Specific international operations’ training is not required by the FAA regulations or by Annex 2 to the ICAO. FAA Inspector’s have wide latitude in determining crew qualifications for “Special Use Airspace” and “Special Navigation Equipment”. In the FAA Inspector's Handbook, Order 8900.1 Volume 4 Chapter 12 it states: "Experience has clearly demonstrated that the presence of sophisticated navigational equipment on board an aircraft does not, by itself, ensure that a high level of performance will be achieved. It is essential that operators provide adequate training for the personnel operating or maintaining the equipment, and that operating drills and procedures are included in crew training." At a minimum, private operators are expected to “Be Familiar” with the Oceanic/Remote operation intended. Commercial operators usually need to satisfy a crew training requirement by completing an operator’s FAA approved oceanic operations training program or by completing a commercial provider’s oceanic operations training. Military training records indicating prior oceanic operations experience may be use as proof of training also.
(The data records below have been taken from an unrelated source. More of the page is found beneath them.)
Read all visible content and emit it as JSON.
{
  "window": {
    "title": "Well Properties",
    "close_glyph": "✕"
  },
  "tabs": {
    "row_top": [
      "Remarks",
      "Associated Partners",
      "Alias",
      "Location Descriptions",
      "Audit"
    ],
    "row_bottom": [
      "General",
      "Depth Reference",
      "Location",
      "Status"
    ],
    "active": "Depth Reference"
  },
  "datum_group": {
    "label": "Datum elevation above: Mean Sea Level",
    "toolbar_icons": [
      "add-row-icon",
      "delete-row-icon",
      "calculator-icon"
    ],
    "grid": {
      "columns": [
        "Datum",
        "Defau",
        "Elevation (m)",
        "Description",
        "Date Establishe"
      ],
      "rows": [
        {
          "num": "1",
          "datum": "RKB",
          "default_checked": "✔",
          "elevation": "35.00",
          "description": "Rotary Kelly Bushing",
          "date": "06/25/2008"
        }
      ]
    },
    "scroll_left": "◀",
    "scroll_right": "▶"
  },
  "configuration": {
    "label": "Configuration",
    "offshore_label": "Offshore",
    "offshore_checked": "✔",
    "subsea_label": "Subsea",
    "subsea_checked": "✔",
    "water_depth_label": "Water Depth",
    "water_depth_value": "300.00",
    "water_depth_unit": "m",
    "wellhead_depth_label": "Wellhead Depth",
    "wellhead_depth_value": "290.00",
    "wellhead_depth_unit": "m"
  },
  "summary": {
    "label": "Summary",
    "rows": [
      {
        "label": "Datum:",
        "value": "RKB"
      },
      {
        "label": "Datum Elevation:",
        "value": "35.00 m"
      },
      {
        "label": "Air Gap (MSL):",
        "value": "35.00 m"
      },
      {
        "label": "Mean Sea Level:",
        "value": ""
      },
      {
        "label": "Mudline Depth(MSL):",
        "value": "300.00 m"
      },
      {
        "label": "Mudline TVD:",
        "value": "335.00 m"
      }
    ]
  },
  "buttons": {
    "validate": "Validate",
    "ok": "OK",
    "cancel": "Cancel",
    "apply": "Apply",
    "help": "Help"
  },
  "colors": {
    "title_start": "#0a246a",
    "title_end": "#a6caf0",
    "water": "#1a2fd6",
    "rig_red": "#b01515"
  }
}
Is there a route from Florida along Cuba to Cancun that is Class I airspace? It seems on the edge; but I have seen references of extended range ground based navaids?
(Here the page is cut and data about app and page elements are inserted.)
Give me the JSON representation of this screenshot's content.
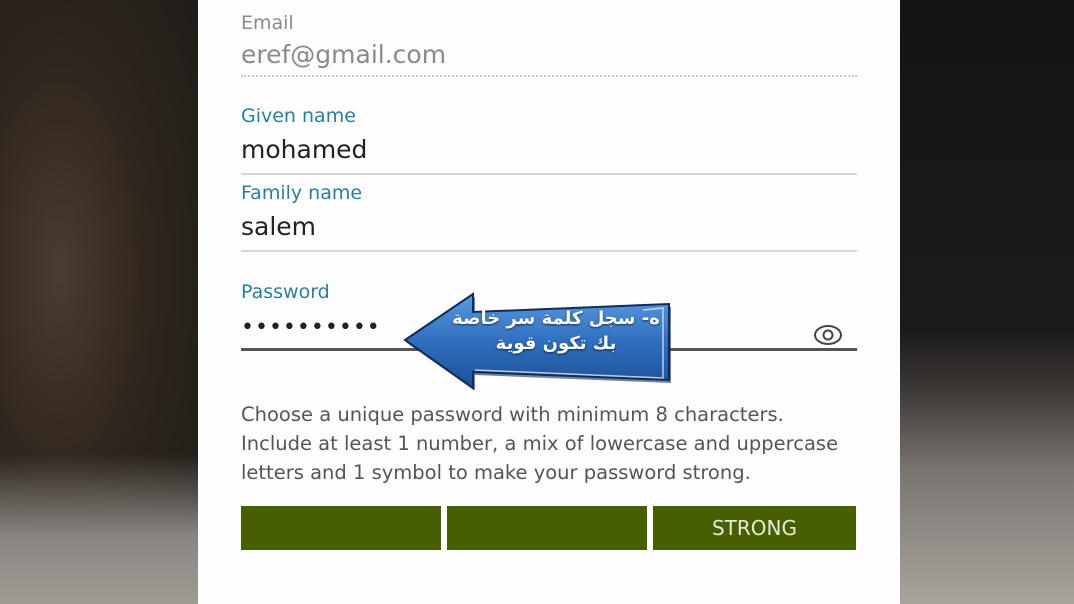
{
  "form": {
    "email": {
      "label": "Email",
      "value": "eref@gmail.com"
    },
    "given_name": {
      "label": "Given name",
      "value": "mohamed"
    },
    "family_name": {
      "label": "Family name",
      "value": "salem"
    },
    "password": {
      "label": "Password",
      "value": "••••••••••",
      "toggle_icon": "eye-icon"
    },
    "password_help": "Choose a unique password with minimum 8 characters. Include at least 1 number, a mix of lowercase and uppercase letters and 1 symbol to make your password strong.",
    "strength": {
      "label": "STRONG",
      "level": 3,
      "max_level": 3
    }
  },
  "annotation": {
    "line1": "ه- سجل كلمة سر خاصة",
    "line2": "بك تكون قوية"
  },
  "colors": {
    "accent_label": "#2a7fa0",
    "strength_bar": "#466000",
    "callout_fill": "#3a7fc4"
  }
}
This basically comes down to a question of what is the Standard Service Volume, SSV for the ground based navaids involved. SSV is dependent on power output of the facility and the altitude of the aircraft. High VOR's are listed to have a SSV of 130NM between FL180 and FL450. HH NDB's have a SSV of 75NM. DME has a SSV of 199NM. This may be the reference to extended range navaids you have seen. Using these mileages, the critical part comes in when crossing the Yucatan Channel between Cuba and Mexico. The shortest route is Gerona NDB (UNG) along UR519 to Cancun VOR (CUN), 227NM between navaids. There is no reference to extended range capabilities of CUN or UNG. 227NM is the mileage listed on the chart along UR519. An alternate route is UCY, UR506, NUDAL. It is the next best distance at 252NM. Both routes are longer than 205NM (130+75), This would be legal as a Class One routing by 22NM and 47NM. 14 CFR 91.511
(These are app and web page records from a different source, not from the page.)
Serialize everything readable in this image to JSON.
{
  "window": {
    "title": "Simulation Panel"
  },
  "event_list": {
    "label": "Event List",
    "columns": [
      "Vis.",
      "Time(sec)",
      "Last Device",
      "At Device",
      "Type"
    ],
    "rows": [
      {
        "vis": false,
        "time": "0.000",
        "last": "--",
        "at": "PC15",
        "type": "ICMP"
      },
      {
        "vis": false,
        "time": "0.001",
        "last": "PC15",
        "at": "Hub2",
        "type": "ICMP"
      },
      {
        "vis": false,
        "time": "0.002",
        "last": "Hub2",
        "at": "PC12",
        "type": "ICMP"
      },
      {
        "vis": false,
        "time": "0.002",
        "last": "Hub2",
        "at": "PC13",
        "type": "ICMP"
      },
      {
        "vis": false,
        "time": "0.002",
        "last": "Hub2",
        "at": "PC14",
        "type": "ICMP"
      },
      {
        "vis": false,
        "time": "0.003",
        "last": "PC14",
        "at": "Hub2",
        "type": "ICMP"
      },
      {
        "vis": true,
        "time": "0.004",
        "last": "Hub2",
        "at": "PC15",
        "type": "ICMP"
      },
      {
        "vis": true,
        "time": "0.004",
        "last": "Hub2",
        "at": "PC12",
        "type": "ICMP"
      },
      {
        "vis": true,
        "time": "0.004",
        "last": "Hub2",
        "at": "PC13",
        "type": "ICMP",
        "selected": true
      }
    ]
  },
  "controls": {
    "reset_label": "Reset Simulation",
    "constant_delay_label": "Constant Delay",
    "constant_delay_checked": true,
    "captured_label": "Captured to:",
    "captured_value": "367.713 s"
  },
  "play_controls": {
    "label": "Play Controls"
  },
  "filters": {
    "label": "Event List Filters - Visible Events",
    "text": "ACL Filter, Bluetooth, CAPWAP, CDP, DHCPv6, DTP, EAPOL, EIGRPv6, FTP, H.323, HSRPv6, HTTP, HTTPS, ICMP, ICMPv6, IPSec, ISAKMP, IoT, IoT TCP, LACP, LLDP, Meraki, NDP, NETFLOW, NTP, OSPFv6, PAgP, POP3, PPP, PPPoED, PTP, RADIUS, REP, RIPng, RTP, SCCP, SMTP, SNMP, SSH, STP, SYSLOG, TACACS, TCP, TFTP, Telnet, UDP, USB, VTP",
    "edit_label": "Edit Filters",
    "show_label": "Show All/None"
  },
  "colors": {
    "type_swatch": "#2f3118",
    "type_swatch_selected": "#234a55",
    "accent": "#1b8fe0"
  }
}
What Defines "Class Two Navigation" for the FAA?
Any navigation that is not Class One. FAA Order 8900.1 Volume 4, Chapter 1, Section 4, Paragraph 4-76B.
Is it legal for a newly delivered jet with a temporary registration to be flown to Puerto Rico from the USA mainland?
"Pink slips” are only valid for the continental U.S. you will need a Flywire to expedite the registration process. Contact information can be found at: http://www.faa.gov/licenses_certificates/aircraft_certification/aircraft..."
Where can I find a copy of the ICAO Annex's?
Try this website: http://www.bazl.admin.ch/dokumentation/grundlagen/02643/index.html
Where do I Find The FAA's Definition of “Special Use Airspace”?
FAA aviation safety inspector’s (ASI) Handbook, FAA Order 8900.1, VOL.4, Chapter 1.
- Examples of special areas of operation include the following:
- Areas of Magnetic Unreliability (AMU) and Polar operations
- North Atlantic Minimum Navigation Performance Specification Airspace
- Central East Pacific (CEPAC) airspace
- North Pacific (NOPAC) airspace
- Pacific Organized Track System (PACOTS)
- West Atlantic Route System (WATRS) and the Caribbean Sea
- Gulf of Mexico control areas (Gulf routes)
- Reduced Vertical Separation Minimum (RVSM)
- Required Navigation Performance (RNP)-10,4 ect.
- Examples of special Navigation Equipment include the following:
- Area Navigation (RNAV)
- Inertial navigation or reference systems INS, IRS or GPS